Could it have been Maoris or Polynesians who travelled to South America and returned with the plants? This possibility has been examined by Professor Bryan Sykes and his team at Oxford University and written up in Bryan`s wonderful book The Seven Daughters of Eve. `If we found DNA matches [of Polynesians] in Chile or Peru, or even in coastal North America,` he wrote, ` then Heyerdahl was right. If we found them in south-east Asia, he was wrong.` Later, he concluded: `I had to be sure that 247, the defining variant of Polynesian mitochondrial DNA, was not abundant in the Americas. No-one had ever seen it. Not even once. Heyerdahl was wrong.`
So that, in my view, leaves only the Chinese as the possible carriers to Australia (seventy-four species) and New Zealand (eight species) of those South American plants found by the first Europeans. If it was the Chinese, their DNA should be found on both sides of the Pacific, in the Incas and the Maoris. We know that`s true for the Incas, but does Chinese DNA turn up in the Maoris?
First, a short digression. The Maoris were not the first to settle in New Zealand. Carbon dating of rat bones found in Hawkes Bay on the east coast of North Island shows them to be at least two thousand years old. The oldest Maori settlement dates back to AD 800. Dr. Richard Holdaway, a Christchurch palaeontologist, says the rats must have arrived by human voyagers – in short, humans must have arrived 800 years before the Maoris. As Dr. Rau Kirikiri, a leading Maori academic, reflected, `this could lead Maoris to question their own history.`
Back to Maori DNA. For the past fifty years debate has raged over where the Maori came from. Some say China (Taiwan), others Indonesia. Events have recently taken a startling turn. Adele White, for the ABC television programme Catalyst (broadcast on 27 March 2003), used mitochondrial (female line) DNA to trace Maori origins back as far as mainland Asia. But where in mainland Asia? The answer came from a surprising quarter – by looking at the gene for alcohol. Adele`s supervisor, Dr. Geoff Chambers, found a match between one of the variant genes for alcohol with people from Taiwan, so it seemed the original homeland of the Maori people was Taiwan. Or was it? When Dr. Chambers` team studied the Y (male) chromosome, they found a different story. While the females came from China, most of the men came from Melanesia.
What might have happened is that a small number of Melanesians settled in New Zealand about two thousand years ago; it was they who brought the rats whose bones have been carbon dated. Zhou Man`s fleet arrived from the Antarctic (Campbell Island) in 1422/23. They landed in substantial numbers in South Island and some ships were wrecked on North Island (Ruapuke Beach). The fleets carried Chinese Tanka concubines. The Melanesians murdered the Chinese men and took the concubines as their wives. If this was the case, evidence of the Chinese visit to South Island should be there. Thanks to Cedric Bell, to whom I am indebted, that evidence has been found. We have carbon dating of wood, mortar, stone and slag as evidence that the Chinese lived on South Island and mined her minerals for five centuries before Captain Cook `discovered` New Zealand.
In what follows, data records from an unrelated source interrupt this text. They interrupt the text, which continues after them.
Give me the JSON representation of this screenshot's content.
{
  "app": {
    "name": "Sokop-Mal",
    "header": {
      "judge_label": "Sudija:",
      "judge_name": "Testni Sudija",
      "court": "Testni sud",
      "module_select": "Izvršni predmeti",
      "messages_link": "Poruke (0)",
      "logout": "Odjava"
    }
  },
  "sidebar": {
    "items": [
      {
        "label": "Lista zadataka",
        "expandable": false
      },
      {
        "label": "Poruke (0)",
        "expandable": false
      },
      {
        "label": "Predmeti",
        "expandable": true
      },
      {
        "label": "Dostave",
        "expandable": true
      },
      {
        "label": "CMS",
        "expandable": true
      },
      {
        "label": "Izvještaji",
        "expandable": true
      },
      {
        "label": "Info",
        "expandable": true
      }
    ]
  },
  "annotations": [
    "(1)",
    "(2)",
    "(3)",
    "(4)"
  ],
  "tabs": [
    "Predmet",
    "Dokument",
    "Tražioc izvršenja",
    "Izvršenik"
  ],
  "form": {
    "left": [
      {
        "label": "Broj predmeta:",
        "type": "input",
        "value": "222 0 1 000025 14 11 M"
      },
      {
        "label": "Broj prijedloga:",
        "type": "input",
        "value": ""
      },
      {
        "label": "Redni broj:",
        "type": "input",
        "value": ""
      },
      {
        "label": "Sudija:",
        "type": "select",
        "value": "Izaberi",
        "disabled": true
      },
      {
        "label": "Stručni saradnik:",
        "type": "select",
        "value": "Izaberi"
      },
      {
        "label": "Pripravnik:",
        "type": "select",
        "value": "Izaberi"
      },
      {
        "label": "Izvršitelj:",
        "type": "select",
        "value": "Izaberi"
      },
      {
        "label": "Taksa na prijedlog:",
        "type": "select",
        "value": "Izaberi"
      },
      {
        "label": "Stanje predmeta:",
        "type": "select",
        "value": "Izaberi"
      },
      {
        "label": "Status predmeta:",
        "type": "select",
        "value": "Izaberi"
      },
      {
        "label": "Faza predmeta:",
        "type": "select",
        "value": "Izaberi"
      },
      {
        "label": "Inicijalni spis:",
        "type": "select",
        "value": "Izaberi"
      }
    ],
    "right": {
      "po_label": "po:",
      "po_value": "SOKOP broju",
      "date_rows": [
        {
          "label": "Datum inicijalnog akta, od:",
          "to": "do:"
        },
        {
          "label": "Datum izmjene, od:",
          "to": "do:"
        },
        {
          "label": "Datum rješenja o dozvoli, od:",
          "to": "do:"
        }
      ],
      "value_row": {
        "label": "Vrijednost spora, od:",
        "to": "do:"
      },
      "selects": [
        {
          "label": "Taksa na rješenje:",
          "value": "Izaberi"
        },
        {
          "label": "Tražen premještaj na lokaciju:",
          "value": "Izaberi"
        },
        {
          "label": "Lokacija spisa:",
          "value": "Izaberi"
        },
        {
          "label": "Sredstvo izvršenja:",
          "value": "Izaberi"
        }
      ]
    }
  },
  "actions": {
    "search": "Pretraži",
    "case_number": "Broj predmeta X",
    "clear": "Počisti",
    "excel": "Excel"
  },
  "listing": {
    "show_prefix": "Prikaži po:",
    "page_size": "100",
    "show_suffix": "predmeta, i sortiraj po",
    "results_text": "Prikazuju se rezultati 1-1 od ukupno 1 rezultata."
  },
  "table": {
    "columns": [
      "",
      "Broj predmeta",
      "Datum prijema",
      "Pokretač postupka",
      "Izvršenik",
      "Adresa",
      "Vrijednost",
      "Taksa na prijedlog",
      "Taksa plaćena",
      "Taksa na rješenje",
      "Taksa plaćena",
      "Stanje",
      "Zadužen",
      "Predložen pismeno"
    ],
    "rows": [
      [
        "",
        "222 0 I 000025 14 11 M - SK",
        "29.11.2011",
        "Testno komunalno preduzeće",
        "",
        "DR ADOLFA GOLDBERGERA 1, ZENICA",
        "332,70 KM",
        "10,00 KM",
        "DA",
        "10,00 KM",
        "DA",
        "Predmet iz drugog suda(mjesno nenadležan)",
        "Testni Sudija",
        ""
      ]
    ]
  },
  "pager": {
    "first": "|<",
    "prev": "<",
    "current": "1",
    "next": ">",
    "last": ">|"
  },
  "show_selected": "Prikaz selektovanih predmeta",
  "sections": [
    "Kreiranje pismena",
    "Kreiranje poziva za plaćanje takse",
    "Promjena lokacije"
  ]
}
I am, now more than ever, convinced that accepted history has been turned upside down, not only in New Zealand and Australia but in North and South America, across the Pacific and in the Arctic and Antarctic. The great bulk of the new evidence that has enabled me to make such startling claims has come from readers of my book. It is you, not historians or academics, who have rewritten history…